▶ _Try it_: The number of lines below containing the word "Offset" is all that should be returned.

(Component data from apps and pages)

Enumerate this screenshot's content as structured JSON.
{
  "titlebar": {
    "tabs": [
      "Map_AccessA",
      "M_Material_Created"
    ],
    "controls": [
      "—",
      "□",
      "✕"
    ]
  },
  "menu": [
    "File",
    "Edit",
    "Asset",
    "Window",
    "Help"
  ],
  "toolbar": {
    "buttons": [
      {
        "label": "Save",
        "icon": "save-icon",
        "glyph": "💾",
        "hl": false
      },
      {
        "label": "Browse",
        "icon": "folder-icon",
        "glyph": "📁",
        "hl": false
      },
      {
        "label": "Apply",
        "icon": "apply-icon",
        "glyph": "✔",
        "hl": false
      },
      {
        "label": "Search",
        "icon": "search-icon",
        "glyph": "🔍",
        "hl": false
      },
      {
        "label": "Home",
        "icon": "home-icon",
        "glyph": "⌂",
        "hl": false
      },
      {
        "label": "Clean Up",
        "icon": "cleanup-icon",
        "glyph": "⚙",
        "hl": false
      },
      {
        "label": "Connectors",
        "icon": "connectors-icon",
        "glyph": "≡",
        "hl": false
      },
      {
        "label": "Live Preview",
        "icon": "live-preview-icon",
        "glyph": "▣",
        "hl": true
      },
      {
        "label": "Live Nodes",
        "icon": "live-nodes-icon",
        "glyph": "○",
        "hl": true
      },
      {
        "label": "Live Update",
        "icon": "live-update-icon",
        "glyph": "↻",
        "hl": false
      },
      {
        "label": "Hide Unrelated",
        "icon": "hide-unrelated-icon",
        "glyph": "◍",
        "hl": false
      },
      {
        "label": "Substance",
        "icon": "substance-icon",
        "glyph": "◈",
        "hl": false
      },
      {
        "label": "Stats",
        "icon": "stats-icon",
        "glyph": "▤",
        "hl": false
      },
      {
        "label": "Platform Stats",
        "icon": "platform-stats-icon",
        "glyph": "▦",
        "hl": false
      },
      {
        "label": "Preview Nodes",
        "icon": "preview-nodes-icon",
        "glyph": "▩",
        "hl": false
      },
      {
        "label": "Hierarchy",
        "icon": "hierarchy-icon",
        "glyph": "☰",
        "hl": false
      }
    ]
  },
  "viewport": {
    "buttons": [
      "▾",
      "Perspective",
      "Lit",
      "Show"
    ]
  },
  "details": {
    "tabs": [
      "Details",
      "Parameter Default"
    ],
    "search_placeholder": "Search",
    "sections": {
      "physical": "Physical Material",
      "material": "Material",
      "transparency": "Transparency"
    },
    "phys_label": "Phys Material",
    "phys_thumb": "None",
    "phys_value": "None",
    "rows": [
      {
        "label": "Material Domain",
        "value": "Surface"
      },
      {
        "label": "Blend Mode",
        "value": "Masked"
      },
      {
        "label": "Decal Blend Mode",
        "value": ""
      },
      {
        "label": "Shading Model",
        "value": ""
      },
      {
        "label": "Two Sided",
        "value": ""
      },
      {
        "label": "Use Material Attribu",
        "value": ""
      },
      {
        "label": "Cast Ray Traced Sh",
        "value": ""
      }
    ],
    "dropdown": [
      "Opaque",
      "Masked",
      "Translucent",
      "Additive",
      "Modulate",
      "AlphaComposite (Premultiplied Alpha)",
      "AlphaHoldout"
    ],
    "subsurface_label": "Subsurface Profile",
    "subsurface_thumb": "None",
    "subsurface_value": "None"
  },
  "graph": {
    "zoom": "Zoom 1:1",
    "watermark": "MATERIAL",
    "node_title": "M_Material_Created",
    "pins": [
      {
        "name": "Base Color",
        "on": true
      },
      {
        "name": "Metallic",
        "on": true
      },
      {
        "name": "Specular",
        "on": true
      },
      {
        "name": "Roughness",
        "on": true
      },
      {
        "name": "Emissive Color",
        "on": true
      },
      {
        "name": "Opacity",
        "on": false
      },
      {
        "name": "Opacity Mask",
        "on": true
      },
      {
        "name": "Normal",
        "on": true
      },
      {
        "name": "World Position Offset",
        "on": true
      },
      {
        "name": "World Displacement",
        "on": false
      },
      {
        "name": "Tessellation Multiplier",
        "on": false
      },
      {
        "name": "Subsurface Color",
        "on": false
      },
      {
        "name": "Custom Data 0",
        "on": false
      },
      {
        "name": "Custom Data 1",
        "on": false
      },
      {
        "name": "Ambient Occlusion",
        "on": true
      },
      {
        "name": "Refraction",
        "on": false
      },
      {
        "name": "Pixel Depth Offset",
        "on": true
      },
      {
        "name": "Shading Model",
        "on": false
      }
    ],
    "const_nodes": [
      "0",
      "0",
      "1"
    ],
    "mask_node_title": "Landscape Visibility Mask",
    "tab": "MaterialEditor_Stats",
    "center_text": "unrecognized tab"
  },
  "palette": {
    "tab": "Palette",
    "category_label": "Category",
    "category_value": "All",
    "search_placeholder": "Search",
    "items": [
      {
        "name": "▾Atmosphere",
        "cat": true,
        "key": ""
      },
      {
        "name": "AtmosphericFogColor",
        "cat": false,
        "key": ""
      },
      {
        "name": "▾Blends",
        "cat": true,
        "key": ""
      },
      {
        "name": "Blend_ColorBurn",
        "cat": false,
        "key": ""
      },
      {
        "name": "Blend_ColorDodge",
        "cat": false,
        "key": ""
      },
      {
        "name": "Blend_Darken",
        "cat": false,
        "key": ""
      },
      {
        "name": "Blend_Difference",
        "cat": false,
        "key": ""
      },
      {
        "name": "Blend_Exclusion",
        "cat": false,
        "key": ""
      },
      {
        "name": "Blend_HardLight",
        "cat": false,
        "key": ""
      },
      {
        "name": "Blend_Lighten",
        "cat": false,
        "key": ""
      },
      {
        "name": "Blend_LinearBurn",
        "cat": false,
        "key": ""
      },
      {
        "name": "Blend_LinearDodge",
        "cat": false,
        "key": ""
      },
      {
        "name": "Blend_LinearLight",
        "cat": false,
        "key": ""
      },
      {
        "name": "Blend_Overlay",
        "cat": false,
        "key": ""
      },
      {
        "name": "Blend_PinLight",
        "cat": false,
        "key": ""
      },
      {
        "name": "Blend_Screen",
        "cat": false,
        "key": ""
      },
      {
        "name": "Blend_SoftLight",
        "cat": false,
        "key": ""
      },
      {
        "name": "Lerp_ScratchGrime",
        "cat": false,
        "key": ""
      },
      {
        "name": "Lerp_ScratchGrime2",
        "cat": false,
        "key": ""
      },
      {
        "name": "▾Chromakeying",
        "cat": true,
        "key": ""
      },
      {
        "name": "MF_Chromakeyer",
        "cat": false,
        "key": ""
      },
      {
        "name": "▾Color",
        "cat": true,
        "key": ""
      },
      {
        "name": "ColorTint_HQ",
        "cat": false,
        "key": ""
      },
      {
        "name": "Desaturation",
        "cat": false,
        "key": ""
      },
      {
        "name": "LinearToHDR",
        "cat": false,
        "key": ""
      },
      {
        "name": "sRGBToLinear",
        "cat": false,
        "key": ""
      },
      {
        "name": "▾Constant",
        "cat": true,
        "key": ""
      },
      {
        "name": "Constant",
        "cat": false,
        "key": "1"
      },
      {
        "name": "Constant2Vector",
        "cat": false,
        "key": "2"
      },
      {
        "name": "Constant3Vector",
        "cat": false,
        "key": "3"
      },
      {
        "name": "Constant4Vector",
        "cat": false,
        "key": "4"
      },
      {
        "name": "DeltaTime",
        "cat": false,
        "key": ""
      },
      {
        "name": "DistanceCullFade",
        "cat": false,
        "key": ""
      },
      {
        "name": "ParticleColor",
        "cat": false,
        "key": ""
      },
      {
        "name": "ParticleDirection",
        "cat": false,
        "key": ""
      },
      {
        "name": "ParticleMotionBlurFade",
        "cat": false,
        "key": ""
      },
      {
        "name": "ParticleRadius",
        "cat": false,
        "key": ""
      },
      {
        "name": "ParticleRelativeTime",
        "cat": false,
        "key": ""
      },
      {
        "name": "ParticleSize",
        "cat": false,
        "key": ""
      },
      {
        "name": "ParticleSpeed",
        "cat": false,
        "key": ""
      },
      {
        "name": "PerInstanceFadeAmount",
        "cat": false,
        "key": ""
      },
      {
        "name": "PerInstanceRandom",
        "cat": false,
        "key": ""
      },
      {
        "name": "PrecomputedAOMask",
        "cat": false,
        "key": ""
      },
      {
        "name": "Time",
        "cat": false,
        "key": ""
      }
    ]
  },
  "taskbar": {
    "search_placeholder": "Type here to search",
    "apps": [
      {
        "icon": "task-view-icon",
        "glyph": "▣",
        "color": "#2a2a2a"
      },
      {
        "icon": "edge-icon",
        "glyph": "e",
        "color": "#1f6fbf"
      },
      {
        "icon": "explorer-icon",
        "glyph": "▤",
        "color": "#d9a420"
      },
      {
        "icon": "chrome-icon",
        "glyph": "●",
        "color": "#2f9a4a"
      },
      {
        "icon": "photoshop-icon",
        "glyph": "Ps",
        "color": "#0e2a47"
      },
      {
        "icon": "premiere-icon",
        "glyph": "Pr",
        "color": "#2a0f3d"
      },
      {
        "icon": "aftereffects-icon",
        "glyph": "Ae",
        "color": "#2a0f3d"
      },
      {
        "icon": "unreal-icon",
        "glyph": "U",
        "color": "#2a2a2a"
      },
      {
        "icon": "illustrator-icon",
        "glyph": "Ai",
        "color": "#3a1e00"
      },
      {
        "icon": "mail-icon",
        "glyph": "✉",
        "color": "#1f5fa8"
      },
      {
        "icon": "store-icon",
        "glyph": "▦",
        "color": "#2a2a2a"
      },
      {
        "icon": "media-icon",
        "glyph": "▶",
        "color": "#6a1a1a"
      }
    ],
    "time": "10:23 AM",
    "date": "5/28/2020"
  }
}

▶ _Answer to the exercise_: 2